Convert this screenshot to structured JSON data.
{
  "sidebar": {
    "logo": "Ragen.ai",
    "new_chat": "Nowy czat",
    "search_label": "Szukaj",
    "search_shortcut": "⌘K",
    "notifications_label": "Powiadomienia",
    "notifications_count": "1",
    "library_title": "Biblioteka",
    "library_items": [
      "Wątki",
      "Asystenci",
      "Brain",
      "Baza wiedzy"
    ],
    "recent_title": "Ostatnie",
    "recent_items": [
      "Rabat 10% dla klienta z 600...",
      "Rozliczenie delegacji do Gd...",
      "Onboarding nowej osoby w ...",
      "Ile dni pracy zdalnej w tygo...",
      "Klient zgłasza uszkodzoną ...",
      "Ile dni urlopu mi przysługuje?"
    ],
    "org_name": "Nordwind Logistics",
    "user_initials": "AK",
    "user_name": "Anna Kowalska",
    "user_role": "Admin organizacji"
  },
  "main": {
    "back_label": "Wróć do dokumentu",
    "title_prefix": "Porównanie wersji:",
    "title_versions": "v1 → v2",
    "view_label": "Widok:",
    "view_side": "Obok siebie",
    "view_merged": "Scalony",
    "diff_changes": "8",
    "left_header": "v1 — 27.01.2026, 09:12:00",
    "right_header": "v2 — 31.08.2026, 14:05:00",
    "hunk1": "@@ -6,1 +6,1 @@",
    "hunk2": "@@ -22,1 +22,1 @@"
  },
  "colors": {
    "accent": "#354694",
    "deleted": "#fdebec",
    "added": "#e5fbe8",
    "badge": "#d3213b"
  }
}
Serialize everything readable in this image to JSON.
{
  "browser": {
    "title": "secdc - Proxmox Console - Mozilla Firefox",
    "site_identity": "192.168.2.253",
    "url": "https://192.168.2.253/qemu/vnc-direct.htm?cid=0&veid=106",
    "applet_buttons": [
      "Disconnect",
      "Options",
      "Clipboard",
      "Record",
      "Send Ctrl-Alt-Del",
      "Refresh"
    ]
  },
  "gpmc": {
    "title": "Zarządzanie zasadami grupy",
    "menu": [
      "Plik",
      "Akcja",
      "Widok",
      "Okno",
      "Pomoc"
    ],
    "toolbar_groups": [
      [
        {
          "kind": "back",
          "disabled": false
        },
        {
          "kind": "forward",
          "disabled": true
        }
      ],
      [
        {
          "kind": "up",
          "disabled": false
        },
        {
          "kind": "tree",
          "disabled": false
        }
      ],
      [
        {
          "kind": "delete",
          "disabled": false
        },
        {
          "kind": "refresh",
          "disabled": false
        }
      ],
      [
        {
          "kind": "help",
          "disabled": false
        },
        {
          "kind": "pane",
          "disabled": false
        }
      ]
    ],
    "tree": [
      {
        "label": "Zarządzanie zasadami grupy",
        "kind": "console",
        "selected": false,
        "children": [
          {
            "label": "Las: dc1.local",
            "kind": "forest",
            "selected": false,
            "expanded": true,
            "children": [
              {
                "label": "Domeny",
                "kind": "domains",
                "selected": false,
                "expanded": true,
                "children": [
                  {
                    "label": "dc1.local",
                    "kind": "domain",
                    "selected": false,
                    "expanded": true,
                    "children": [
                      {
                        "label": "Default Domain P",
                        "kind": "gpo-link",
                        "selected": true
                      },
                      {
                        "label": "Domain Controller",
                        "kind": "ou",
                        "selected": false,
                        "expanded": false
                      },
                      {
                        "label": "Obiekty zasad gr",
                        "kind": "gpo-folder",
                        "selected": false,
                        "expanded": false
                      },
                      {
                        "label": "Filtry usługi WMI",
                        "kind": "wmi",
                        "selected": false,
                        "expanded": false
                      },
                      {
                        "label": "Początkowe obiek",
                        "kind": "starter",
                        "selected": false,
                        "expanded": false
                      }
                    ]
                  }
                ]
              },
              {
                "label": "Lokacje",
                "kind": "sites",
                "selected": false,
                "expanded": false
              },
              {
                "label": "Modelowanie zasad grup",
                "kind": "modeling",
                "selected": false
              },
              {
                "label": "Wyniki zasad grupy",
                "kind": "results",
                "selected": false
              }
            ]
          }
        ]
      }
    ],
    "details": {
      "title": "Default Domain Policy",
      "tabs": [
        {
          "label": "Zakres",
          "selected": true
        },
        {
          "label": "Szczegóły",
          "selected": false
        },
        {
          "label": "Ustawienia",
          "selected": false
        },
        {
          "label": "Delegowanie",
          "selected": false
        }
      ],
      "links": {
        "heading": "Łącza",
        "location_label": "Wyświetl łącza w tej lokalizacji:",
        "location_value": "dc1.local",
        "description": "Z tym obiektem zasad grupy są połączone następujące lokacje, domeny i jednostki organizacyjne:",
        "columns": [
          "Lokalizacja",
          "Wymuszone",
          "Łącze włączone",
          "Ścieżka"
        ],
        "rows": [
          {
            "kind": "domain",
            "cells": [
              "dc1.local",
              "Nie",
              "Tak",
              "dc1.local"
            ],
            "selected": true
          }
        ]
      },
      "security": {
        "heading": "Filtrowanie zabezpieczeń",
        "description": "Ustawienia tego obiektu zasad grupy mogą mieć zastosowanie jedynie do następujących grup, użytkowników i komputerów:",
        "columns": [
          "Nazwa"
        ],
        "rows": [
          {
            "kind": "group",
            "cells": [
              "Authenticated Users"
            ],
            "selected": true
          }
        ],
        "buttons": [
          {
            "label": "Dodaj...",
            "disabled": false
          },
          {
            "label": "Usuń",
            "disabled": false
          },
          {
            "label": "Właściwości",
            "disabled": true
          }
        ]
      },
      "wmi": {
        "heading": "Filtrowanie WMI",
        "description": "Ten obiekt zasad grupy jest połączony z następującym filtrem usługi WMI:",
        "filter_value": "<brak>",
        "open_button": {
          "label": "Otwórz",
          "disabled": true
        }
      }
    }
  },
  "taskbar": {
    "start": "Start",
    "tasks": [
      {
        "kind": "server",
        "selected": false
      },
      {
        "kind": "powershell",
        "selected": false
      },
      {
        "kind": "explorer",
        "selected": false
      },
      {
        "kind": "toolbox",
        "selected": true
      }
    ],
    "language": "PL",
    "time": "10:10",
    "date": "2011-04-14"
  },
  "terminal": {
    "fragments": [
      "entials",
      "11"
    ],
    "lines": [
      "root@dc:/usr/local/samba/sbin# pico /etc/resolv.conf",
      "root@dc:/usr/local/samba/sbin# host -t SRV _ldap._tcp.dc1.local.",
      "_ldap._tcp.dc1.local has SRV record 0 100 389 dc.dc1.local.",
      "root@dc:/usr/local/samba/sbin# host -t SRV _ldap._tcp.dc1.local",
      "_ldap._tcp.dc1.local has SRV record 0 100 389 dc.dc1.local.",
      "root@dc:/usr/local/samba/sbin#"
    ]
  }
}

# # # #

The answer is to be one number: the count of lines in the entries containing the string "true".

11